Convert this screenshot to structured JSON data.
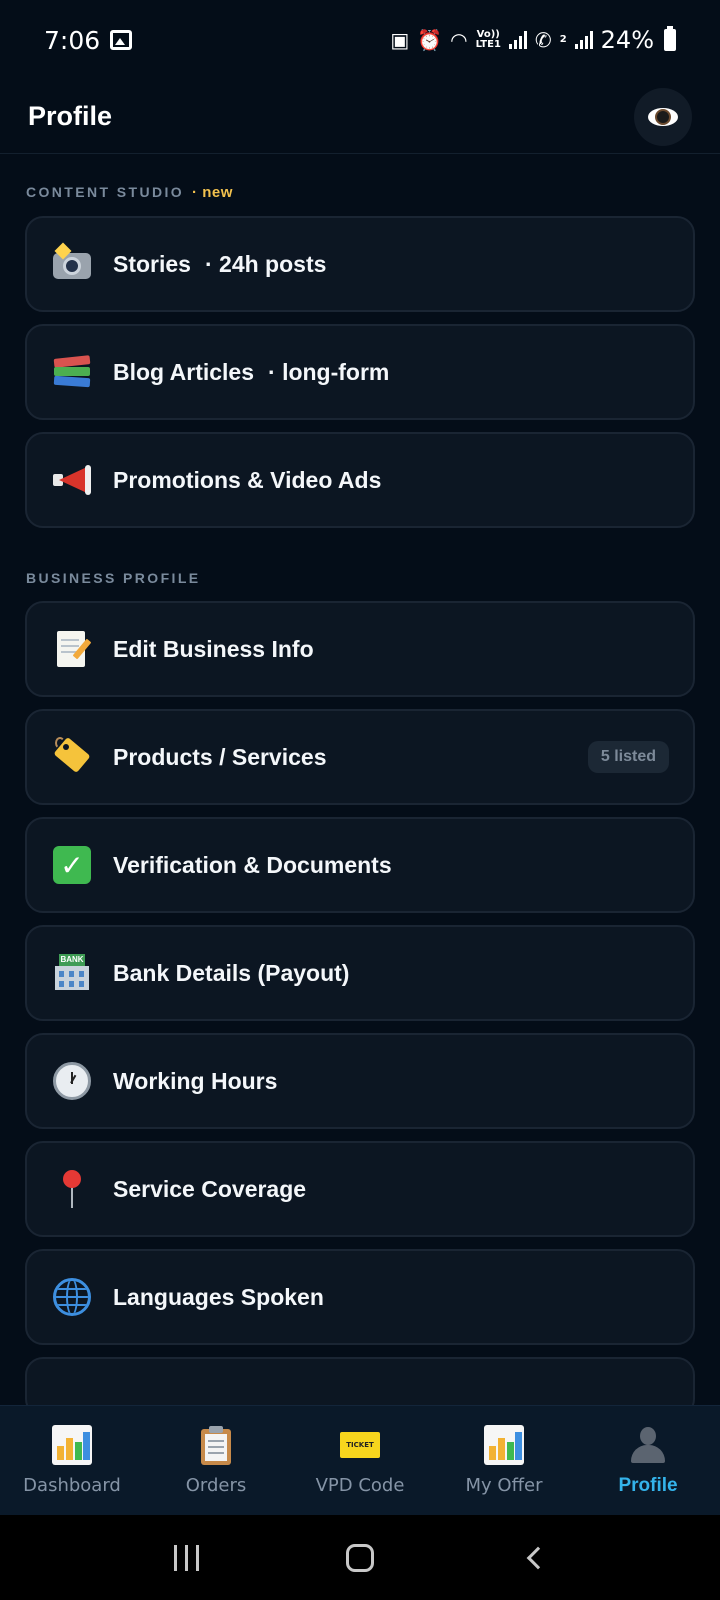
{
  "status_bar": {
    "time": "7:06",
    "network_tag_top": "Vo))",
    "network_tag_bottom": "LTE1",
    "sim2": "2",
    "battery": "24%"
  },
  "header": {
    "title": "Profile"
  },
  "content_studio": {
    "label": "CONTENT STUDIO",
    "new_tag": "· new",
    "items": [
      {
        "label": "Stories",
        "sub": "· 24h posts",
        "icon": "camera-flash-icon"
      },
      {
        "label": "Blog Articles",
        "sub": "· long-form",
        "icon": "books-icon"
      },
      {
        "label": "Promotions & Video Ads",
        "sub": "",
        "icon": "megaphone-icon"
      }
    ]
  },
  "business_profile": {
    "label": "BUSINESS PROFILE",
    "items": [
      {
        "label": "Edit Business Info",
        "icon": "memo-icon"
      },
      {
        "label": "Products / Services",
        "badge": "5 listed",
        "icon": "label-tag-icon"
      },
      {
        "label": "Verification & Documents",
        "icon": "check-mark-icon"
      },
      {
        "label": "Bank Details (Payout)",
        "icon": "bank-icon",
        "bank_sign": "BANK"
      },
      {
        "label": "Working Hours",
        "icon": "clock-icon"
      },
      {
        "label": "Service Coverage",
        "icon": "round-pin-icon"
      },
      {
        "label": "Languages Spoken",
        "icon": "globe-icon"
      }
    ]
  },
  "bottom_nav": {
    "items": [
      {
        "label": "Dashboard",
        "icon": "bar-chart-icon",
        "active": false
      },
      {
        "label": "Orders",
        "icon": "clipboard-icon",
        "active": false
      },
      {
        "label": "VPD Code",
        "icon": "ticket-icon",
        "ticket_text": "TICKET",
        "active": false
      },
      {
        "label": "My Offer",
        "icon": "bar-chart-icon",
        "active": false
      },
      {
        "label": "Profile",
        "icon": "user-silhouette-icon",
        "active": true
      }
    ]
  },
  "colors": {
    "background": "#040d18",
    "card": "#0c1622",
    "accent": "#34b3ea",
    "new_tag": "#f2c14e"
  }
}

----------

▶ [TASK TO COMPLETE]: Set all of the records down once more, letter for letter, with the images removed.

▶ [REPLY TO THE EXERCISE]:
Convert this screenshot to structured JSON data.
{
  "status_bar": {
    "time": "7:06",
    "network_tag_top": "Vo))",
    "network_tag_bottom": "LTE1",
    "sim2": "2",
    "battery": "24%"
  },
  "header": {
    "title": "Profile"
  },
  "content_studio": {
    "label": "CONTENT STUDIO",
    "new_tag": "· new",
    "items": [
      {
        "label": "Stories",
        "sub": "· 24h posts",
        "icon": "camera-flash-icon"
      },
      {
        "label": "Blog Articles",
        "sub": "· long-form",
        "icon": "books-icon"
      },
      {
        "label": "Promotions & Video Ads",
        "sub": "",
        "icon": "megaphone-icon"
      }
    ]
  },
  "business_profile": {
    "label": "BUSINESS PROFILE",
    "items": [
      {
        "label": "Edit Business Info",
        "icon": "memo-icon"
      },
      {
        "label": "Products / Services",
        "badge": "5 listed",
        "icon": "label-tag-icon"
      },
      {
        "label": "Verification & Documents",
        "icon": "check-mark-icon"
      },
      {
        "label": "Bank Details (Payout)",
        "icon": "bank-icon",
        "bank_sign": "BANK"
      },
      {
        "label": "Working Hours",
        "icon": "clock-icon"
      },
      {
        "label": "Service Coverage",
        "icon": "round-pin-icon"
      },
      {
        "label": "Languages Spoken",
        "icon": "globe-icon"
      }
    ]
  },
  "bottom_nav": {
    "items": [
      {
        "label": "Dashboard",
        "icon": "bar-chart-icon",
        "active": false
      },
      {
        "label": "Orders",
        "icon": "clipboard-icon",
        "active": false
      },
      {
        "label": "VPD Code",
        "icon": "ticket-icon",
        "ticket_text": "TICKET",
        "active": false
      },
      {
        "label": "My Offer",
        "icon": "bar-chart-icon",
        "active": false
      },
      {
        "label": "Profile",
        "icon": "user-silhouette-icon",
        "active": true
      }
    ]
  },
  "colors": {
    "background": "#040d18",
    "card": "#0c1622",
    "accent": "#34b3ea",
    "new_tag": "#f2c14e"
  }
}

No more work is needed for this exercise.